No doubt there are times and places when the use of military power is necessary, but, as I have often argued, if we get to that point in the case of Iran, it will show the failure of Western policy.  At the moment, we have only sanctions in our quiver, we have yet to declare that “Khamenei must go,” and we have not told Ahmadinejad to go to hell.  If we had supported a successful revolution in Iran, we would almost certainly not be facing armed conflict in Syria today, and we would have a strong voice in the future of Egypt, instead of standing by and pretending to lead with our shrinking rear.

But there is no reason to believe that Obama or any of the others will test the possibility of bringing down the Iranian regime with non-violent methods.  Meanwhile, men like Maliki await developments, defending themselves as best they can, hoping that somehow the Iranian and Syrian people do for themselves what a succession of American presidents declined to do.

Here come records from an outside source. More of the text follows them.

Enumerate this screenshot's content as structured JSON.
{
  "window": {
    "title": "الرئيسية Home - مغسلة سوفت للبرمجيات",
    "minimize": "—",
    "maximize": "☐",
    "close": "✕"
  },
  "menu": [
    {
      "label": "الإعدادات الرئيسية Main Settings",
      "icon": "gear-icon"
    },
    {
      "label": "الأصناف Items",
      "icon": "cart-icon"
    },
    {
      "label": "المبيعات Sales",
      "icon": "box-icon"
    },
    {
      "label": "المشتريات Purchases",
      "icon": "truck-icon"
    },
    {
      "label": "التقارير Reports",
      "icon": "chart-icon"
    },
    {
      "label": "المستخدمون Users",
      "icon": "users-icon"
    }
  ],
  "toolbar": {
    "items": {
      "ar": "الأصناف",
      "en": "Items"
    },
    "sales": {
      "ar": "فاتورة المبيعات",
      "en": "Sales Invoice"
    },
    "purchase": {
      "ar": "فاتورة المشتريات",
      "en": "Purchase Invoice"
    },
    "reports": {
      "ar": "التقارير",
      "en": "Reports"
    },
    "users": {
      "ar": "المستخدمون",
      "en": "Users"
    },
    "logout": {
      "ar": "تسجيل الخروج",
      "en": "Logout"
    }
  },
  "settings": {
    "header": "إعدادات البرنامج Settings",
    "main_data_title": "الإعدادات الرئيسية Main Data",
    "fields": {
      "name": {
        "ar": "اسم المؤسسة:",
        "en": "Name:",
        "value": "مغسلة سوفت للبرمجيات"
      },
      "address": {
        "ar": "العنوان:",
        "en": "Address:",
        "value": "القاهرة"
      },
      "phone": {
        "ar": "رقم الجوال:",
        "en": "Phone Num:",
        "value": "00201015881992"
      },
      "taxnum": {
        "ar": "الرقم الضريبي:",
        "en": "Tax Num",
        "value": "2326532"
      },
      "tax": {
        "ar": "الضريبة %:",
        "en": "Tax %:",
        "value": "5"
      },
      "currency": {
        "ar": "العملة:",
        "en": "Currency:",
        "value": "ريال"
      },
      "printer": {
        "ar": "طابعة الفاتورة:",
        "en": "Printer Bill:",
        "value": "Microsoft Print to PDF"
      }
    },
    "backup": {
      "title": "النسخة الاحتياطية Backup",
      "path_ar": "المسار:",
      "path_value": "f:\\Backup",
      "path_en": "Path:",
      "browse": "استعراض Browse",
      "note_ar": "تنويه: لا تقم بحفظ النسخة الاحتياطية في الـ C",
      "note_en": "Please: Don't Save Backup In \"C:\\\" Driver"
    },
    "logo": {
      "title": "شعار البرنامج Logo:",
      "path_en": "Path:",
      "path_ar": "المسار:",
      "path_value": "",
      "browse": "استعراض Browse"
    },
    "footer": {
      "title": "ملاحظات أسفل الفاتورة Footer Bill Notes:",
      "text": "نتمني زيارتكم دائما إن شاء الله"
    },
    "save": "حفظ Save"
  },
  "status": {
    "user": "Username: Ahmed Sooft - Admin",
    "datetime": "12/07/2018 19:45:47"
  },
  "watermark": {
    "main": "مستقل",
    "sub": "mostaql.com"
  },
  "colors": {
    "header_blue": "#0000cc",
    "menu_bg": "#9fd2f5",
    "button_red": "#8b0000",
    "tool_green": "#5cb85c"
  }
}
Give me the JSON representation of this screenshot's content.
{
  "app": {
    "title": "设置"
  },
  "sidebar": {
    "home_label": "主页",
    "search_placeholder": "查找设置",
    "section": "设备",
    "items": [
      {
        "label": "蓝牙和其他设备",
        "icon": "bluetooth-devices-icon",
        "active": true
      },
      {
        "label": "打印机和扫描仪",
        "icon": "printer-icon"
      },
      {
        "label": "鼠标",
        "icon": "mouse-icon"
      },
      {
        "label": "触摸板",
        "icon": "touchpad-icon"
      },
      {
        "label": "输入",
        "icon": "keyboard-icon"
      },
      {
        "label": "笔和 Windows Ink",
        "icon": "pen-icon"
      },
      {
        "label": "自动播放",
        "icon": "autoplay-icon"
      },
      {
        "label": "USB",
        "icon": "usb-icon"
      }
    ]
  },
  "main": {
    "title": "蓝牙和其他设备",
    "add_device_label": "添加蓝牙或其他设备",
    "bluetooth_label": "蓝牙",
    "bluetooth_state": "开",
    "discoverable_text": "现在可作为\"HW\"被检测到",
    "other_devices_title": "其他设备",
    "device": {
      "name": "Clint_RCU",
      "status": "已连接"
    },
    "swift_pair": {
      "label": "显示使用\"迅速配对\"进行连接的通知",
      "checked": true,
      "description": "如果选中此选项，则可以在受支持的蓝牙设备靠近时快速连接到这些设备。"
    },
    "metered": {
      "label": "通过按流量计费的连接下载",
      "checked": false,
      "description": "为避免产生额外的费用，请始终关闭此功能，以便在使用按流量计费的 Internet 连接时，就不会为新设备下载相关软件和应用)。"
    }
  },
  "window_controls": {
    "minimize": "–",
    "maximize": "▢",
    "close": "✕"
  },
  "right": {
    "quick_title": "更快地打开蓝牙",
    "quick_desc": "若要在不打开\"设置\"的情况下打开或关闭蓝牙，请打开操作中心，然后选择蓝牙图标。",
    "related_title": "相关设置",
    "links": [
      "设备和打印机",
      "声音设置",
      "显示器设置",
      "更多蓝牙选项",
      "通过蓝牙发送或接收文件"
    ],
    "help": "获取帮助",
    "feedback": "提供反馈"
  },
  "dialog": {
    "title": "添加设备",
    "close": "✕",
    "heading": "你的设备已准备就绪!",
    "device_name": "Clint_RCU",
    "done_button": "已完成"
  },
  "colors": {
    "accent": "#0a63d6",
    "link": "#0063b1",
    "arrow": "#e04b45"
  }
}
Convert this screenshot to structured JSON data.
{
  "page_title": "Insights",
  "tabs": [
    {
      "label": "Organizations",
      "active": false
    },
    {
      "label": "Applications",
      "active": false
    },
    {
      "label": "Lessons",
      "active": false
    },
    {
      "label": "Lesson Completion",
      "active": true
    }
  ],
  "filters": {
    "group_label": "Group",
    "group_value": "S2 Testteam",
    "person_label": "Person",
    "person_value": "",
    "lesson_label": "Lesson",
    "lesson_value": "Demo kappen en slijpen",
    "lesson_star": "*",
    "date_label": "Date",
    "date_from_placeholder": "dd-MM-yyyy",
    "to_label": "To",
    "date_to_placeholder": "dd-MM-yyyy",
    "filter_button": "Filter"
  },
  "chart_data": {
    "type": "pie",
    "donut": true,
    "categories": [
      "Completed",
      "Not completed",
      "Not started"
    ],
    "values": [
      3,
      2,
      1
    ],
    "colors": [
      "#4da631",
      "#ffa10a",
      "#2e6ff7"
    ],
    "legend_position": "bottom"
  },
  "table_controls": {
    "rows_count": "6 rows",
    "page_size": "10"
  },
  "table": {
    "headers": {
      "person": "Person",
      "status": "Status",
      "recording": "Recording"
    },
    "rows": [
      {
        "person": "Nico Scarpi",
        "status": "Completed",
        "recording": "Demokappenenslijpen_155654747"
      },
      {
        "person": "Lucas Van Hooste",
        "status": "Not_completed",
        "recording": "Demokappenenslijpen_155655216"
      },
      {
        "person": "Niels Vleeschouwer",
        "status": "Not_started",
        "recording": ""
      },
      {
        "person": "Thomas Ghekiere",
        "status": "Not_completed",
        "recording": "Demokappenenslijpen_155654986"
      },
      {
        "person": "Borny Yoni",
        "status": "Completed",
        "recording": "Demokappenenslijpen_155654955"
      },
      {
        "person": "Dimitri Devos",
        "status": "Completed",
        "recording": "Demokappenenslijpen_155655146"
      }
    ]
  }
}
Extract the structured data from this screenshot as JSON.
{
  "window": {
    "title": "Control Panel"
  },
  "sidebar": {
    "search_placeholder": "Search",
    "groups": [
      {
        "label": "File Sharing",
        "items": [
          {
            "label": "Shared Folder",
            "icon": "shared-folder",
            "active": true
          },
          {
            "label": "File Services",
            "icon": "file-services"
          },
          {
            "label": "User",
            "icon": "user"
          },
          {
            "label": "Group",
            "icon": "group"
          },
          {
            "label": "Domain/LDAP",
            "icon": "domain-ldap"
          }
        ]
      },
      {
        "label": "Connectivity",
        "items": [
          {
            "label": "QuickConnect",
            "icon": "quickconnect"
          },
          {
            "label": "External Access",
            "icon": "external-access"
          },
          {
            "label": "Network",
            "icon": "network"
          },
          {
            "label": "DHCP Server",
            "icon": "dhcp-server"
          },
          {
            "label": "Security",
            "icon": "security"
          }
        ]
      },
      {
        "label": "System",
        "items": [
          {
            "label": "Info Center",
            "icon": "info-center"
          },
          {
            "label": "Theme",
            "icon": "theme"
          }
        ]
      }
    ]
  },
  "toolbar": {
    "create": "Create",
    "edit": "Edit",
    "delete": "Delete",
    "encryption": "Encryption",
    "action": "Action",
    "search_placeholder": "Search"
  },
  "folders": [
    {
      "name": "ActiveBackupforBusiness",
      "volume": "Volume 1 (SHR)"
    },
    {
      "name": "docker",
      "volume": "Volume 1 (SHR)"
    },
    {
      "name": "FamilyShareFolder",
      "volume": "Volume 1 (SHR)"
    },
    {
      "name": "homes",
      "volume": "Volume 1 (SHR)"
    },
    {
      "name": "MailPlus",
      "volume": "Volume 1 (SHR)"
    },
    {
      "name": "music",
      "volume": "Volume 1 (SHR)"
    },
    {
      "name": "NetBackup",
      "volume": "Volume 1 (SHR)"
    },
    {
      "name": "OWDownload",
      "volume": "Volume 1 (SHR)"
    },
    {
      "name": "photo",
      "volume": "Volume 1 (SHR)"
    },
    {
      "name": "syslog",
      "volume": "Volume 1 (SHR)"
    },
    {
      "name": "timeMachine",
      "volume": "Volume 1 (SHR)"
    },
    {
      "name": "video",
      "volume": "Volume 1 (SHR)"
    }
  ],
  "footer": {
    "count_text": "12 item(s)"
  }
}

One will get you ten that they’ll still be waiting and hoping in January, 2012, when the new American president is sworn in.  And even then, they will have their doubts.  To date, I haven’t heard a Republican candidate call for regime change in Tehran.

(Thumbnail image on PJM homepage by Shutterstock.com.)